■ Try it ■
Would you copy the lines below exactly and omit the images?

■ Records for the exercise ■
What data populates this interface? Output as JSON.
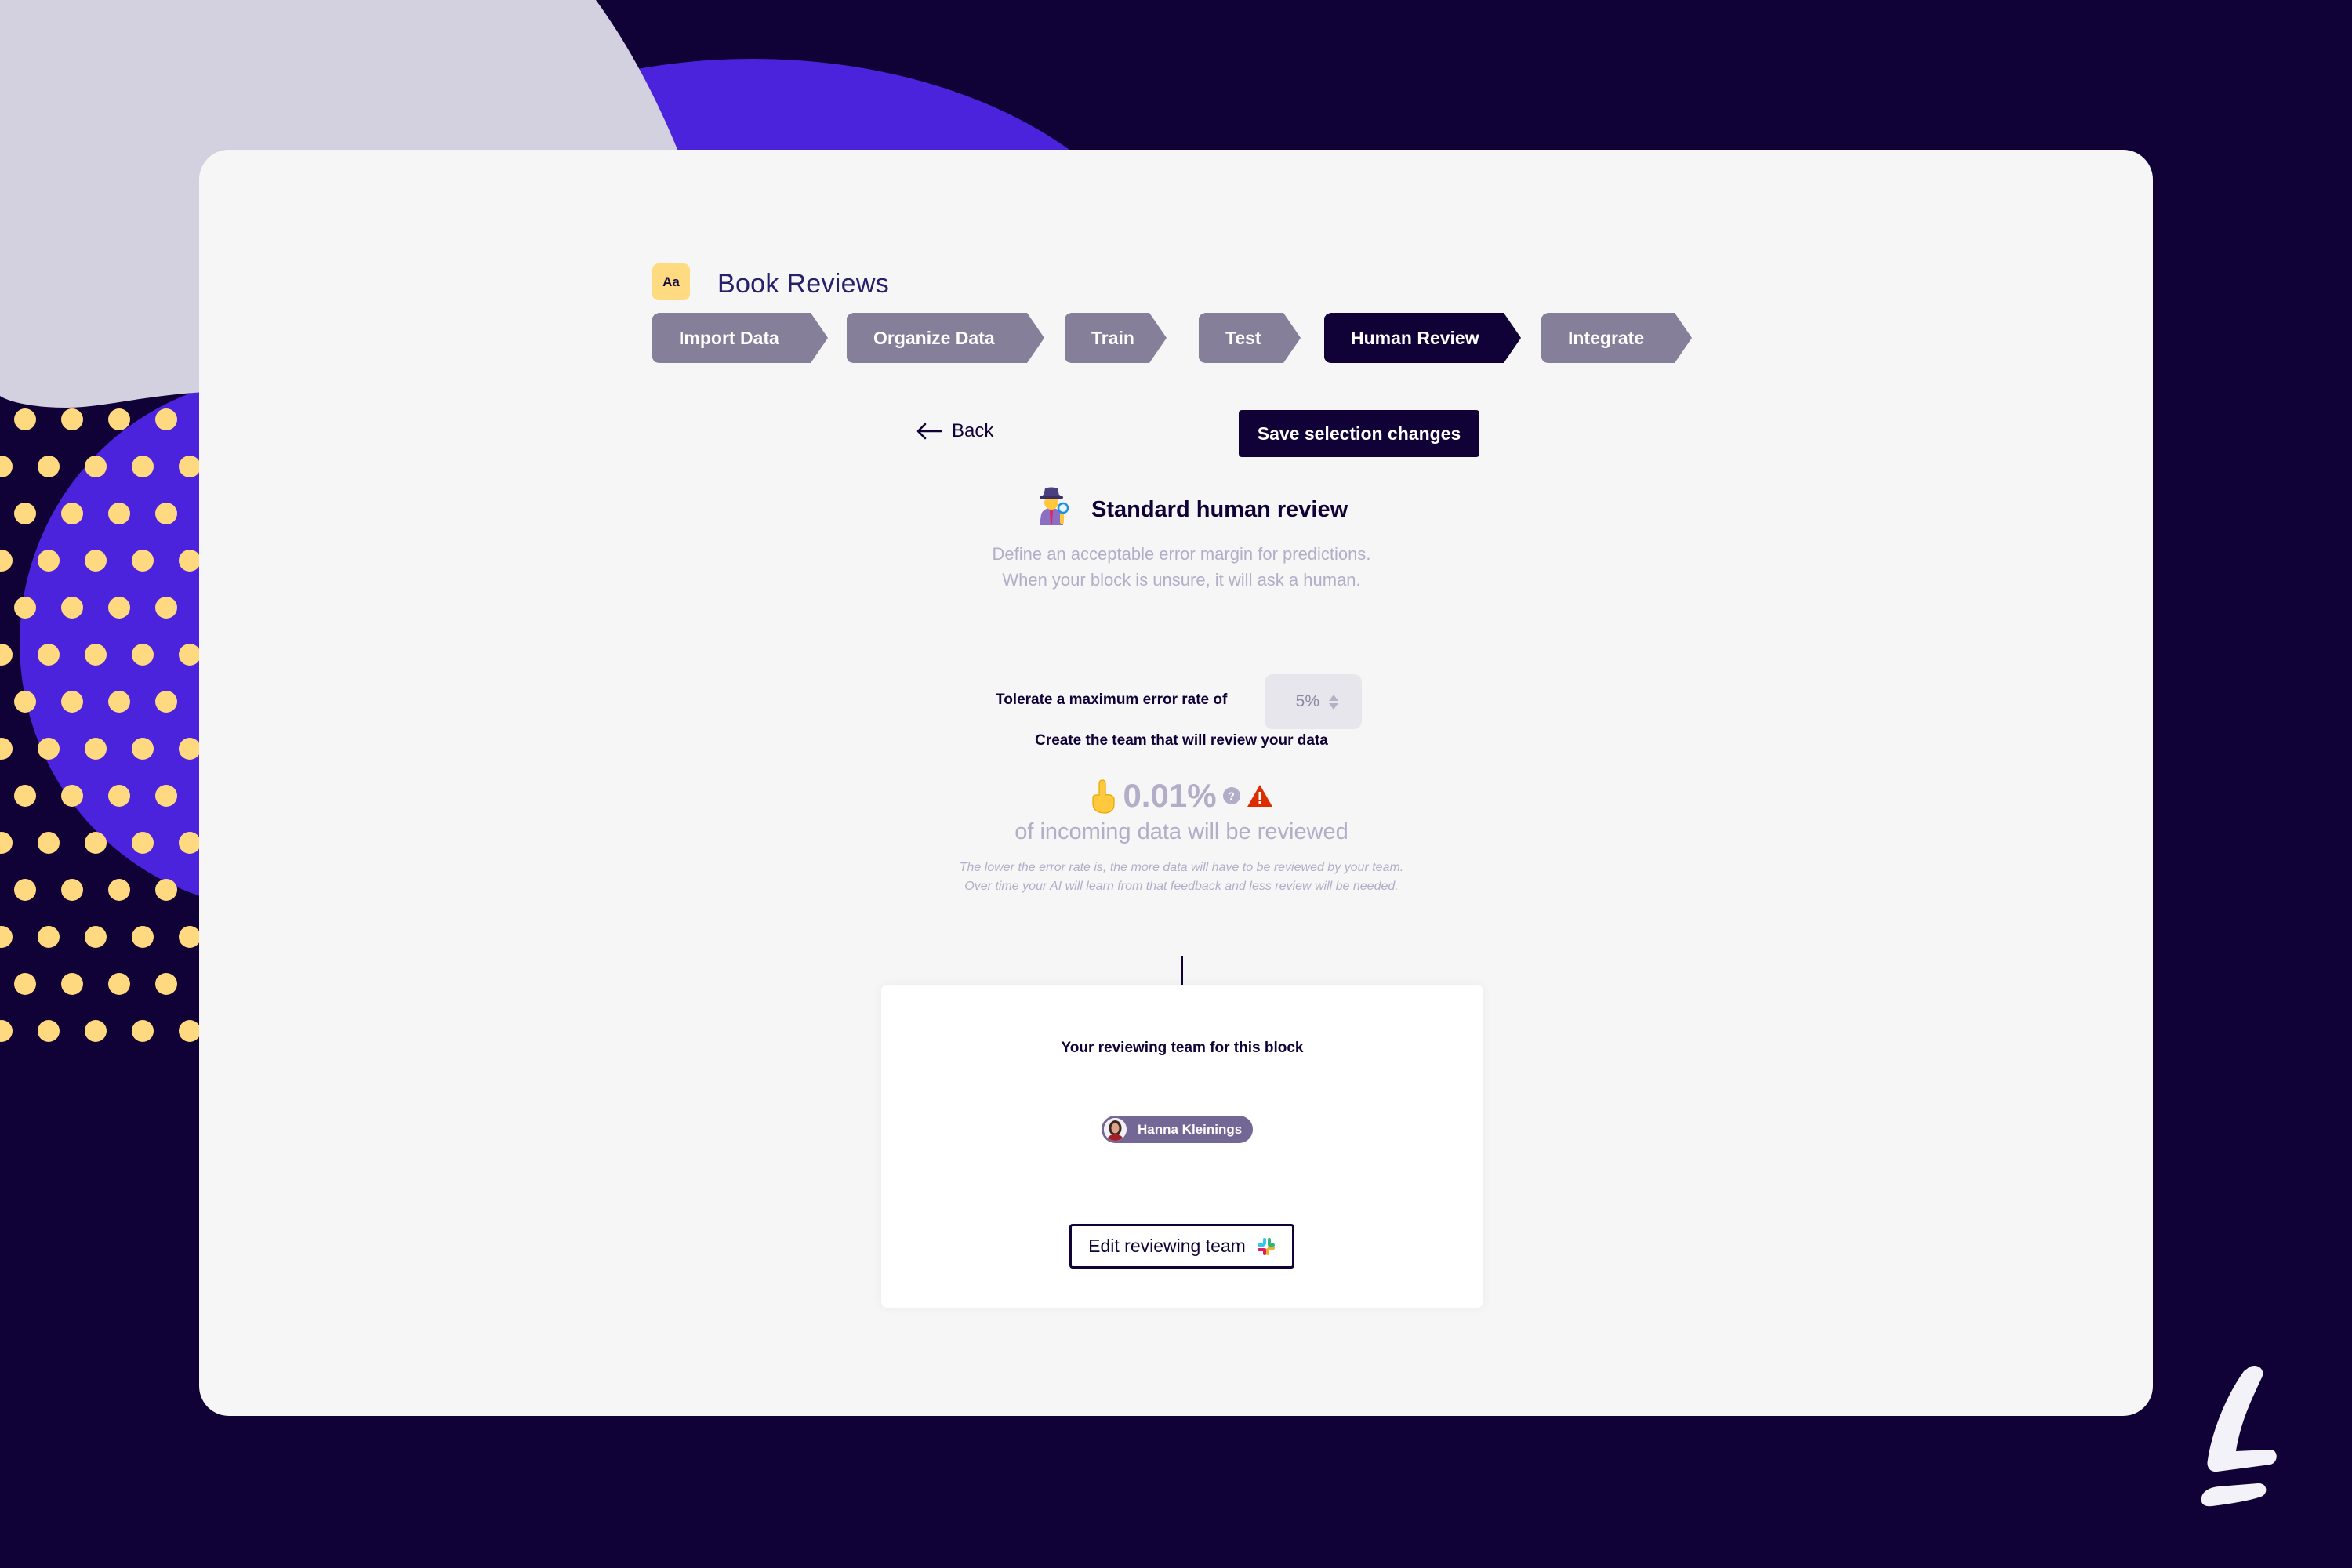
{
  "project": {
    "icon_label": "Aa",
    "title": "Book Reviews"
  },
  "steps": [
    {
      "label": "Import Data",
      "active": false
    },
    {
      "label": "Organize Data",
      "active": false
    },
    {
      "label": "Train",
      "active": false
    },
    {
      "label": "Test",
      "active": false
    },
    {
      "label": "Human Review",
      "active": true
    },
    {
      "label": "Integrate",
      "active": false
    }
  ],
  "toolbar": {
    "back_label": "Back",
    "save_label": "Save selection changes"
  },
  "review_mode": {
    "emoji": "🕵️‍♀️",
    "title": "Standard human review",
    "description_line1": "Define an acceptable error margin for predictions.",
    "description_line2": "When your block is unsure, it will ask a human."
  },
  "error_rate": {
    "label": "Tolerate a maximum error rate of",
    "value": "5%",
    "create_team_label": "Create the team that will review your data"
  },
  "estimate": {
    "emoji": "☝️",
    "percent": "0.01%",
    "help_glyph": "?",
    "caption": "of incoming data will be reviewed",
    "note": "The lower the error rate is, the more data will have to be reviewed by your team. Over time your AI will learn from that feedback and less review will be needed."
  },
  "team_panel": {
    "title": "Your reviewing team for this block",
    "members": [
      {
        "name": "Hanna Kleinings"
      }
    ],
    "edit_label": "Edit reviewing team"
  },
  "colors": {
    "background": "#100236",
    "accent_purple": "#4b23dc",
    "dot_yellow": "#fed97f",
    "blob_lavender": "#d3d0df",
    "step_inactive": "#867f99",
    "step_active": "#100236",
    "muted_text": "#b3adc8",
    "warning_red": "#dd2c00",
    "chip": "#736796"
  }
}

■ Response below ■
What data populates this interface? Output as JSON.
{
  "project": {
    "icon_label": "Aa",
    "title": "Book Reviews"
  },
  "steps": [
    {
      "label": "Import Data",
      "active": false
    },
    {
      "label": "Organize Data",
      "active": false
    },
    {
      "label": "Train",
      "active": false
    },
    {
      "label": "Test",
      "active": false
    },
    {
      "label": "Human Review",
      "active": true
    },
    {
      "label": "Integrate",
      "active": false
    }
  ],
  "toolbar": {
    "back_label": "Back",
    "save_label": "Save selection changes"
  },
  "review_mode": {
    "emoji": "🕵️‍♀️",
    "title": "Standard human review",
    "description_line1": "Define an acceptable error margin for predictions.",
    "description_line2": "When your block is unsure, it will ask a human."
  },
  "error_rate": {
    "label": "Tolerate a maximum error rate of",
    "value": "5%",
    "create_team_label": "Create the team that will review your data"
  },
  "estimate": {
    "emoji": "☝️",
    "percent": "0.01%",
    "help_glyph": "?",
    "caption": "of incoming data will be reviewed",
    "note": "The lower the error rate is, the more data will have to be reviewed by your team. Over time your AI will learn from that feedback and less review will be needed."
  },
  "team_panel": {
    "title": "Your reviewing team for this block",
    "members": [
      {
        "name": "Hanna Kleinings"
      }
    ],
    "edit_label": "Edit reviewing team"
  },
  "colors": {
    "background": "#100236",
    "accent_purple": "#4b23dc",
    "dot_yellow": "#fed97f",
    "blob_lavender": "#d3d0df",
    "step_inactive": "#867f99",
    "step_active": "#100236",
    "muted_text": "#b3adc8",
    "warning_red": "#dd2c00",
    "chip": "#736796"
  }
}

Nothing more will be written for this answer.